White Matter Changes Related to Subconcussive Impact Frequency during a Single Season of High School Football.

Journal Article (Journal Article)

BACKGROUND AND PURPOSE: The effect of exposing the developing brain of a high school football player to subconcussive impacts during a single season is unknown. The purpose of this pilot study was to use diffusion tensor imaging to assess white matter changes during a single high school football season, and to correlate these changes with impacts measured by helmet accelerometer data and neurocognitive test scores collected during the same period. MATERIALS AND METHODS: Seventeen male athletes (mean age, 16 ± 0.73 years) underwent MR imaging before and after the season. Changes in fractional anisotropy across the white matter skeleton were assessed with Tract-Based Spatial Statistics and ROI analysis. RESULTS: The mean number of impacts over a 10-g threshold sustained was 414 ± 291. Voxelwise analysis failed to show significant changes in fractional anisotropy across the season or a correlation with impact frequency, after correcting for multiple comparisons. ROI analysis showed significant (P < .05, corrected) decreases in fractional anisotropy in the fornix-stria terminalis and cingulum hippocampus, which were related to impact frequency. The effects were strongest in the fornix-stria terminalis, where decreases in fractional anisotropy correlated with worsening visual memory. CONCLUSIONS: Our findings suggest that subclinical neurotrauma related to participation in American football may result in white matter injury and that alterations in white matter tracts within the limbic system may be detectable after only 1 season of play at the high school level.
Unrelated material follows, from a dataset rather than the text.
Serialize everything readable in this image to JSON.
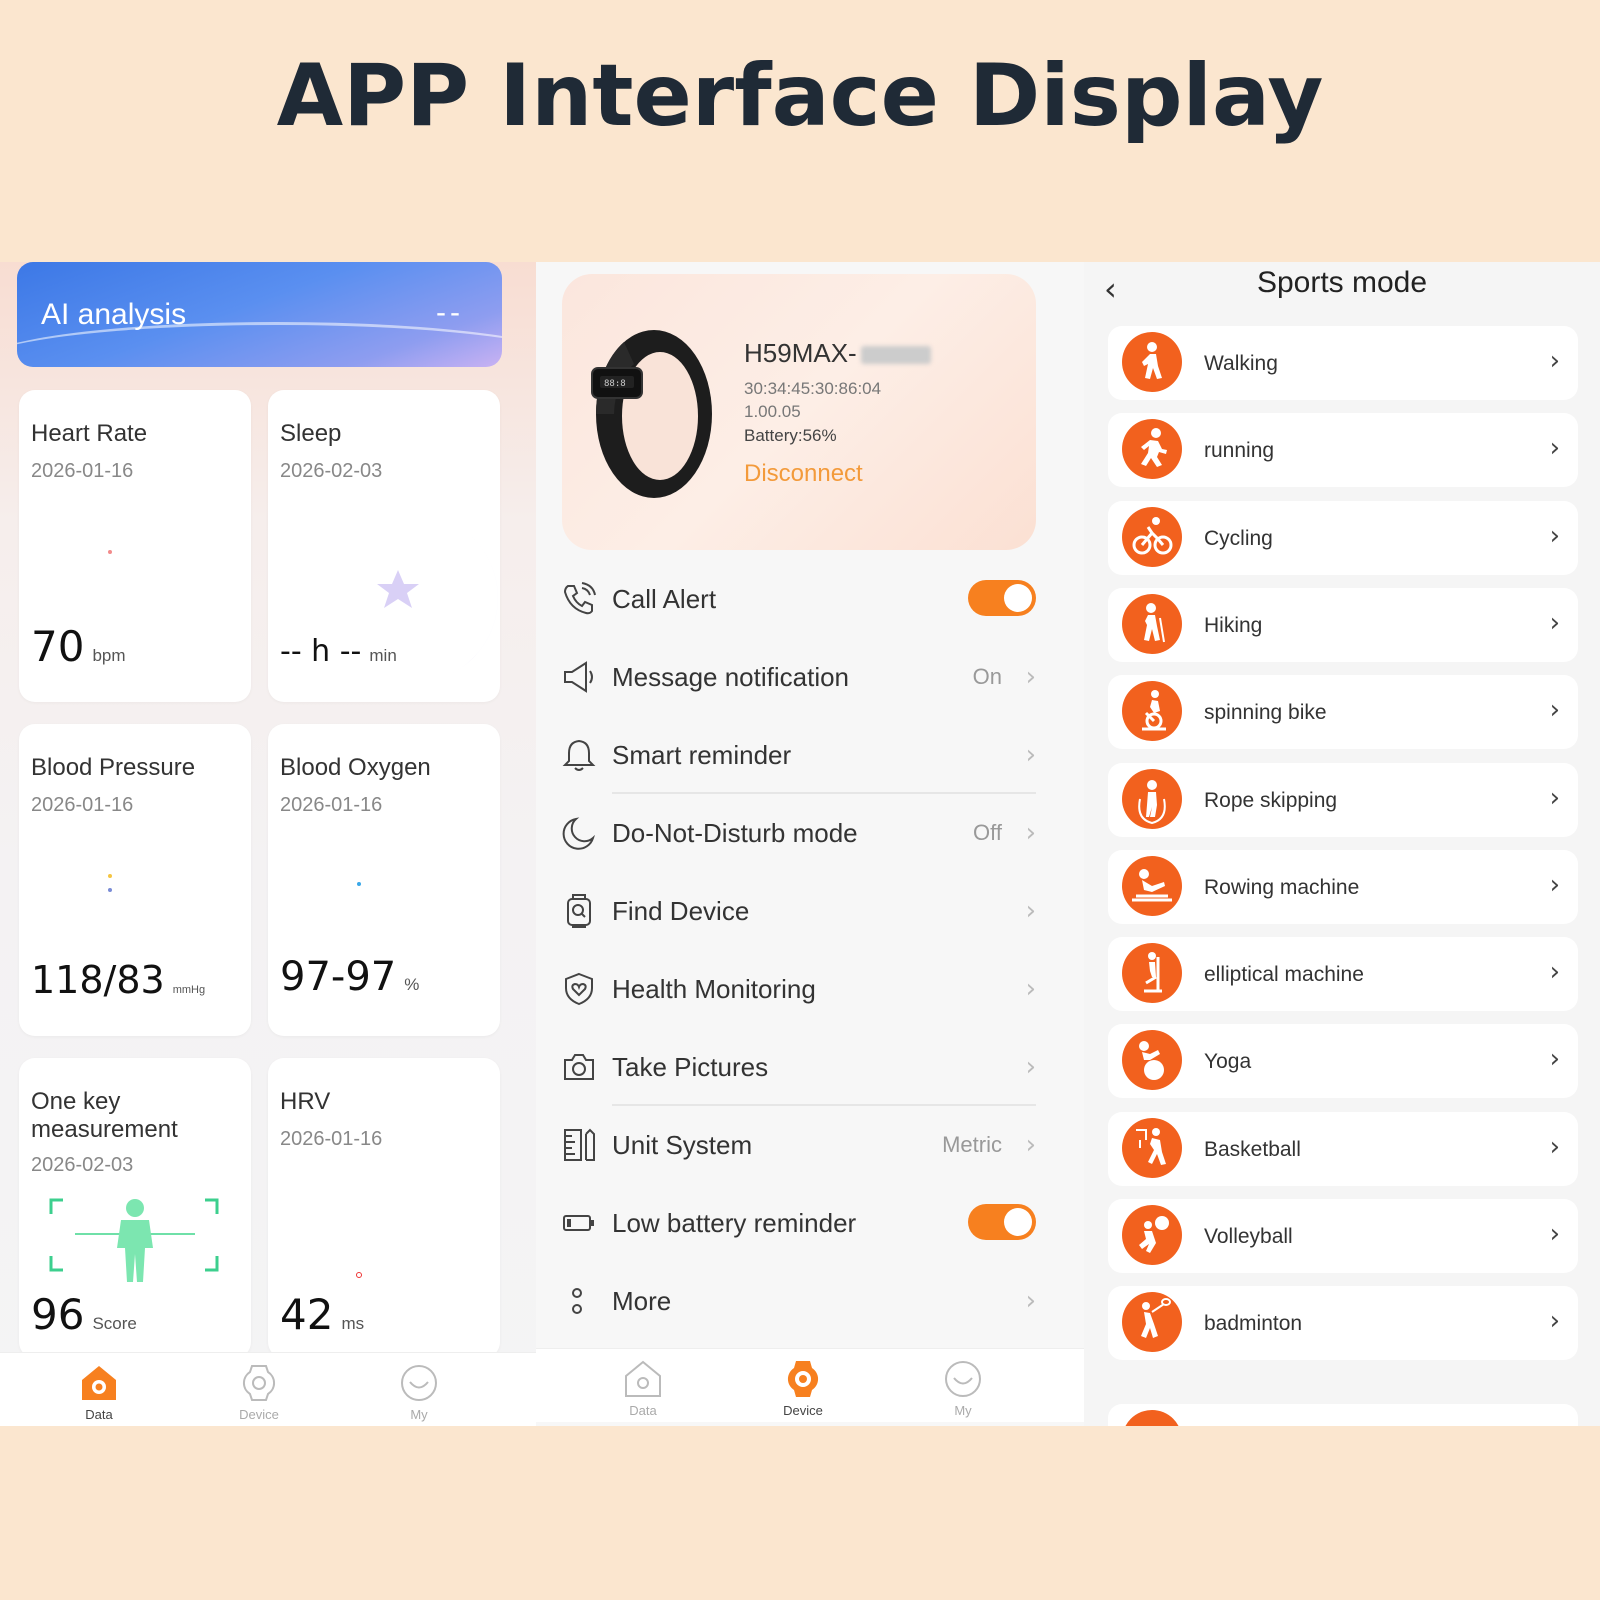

Full Text

Duke Authors

Cited Authors

  • Kuzminski, SJ; Clark, MD; Fraser, MA; Haswell, CC; Morey, RA; Liu, C; Choudhury, KR; Guskiewicz, KM; Petrella, JR

Published Date

  • February 2018

Published In

Volume / Issue

  • 39 / 2

Start / End Page

  • 245 - 251

PubMed ID

  • 29269405

Pubmed Central ID

  • PMC5812786

Electronic International Standard Serial Number (EISSN)

  • 1936-959X

Digital Object Identifier (DOI)

  • 10.3174/ajnr.A5489


  • eng

Conference Location

  • United States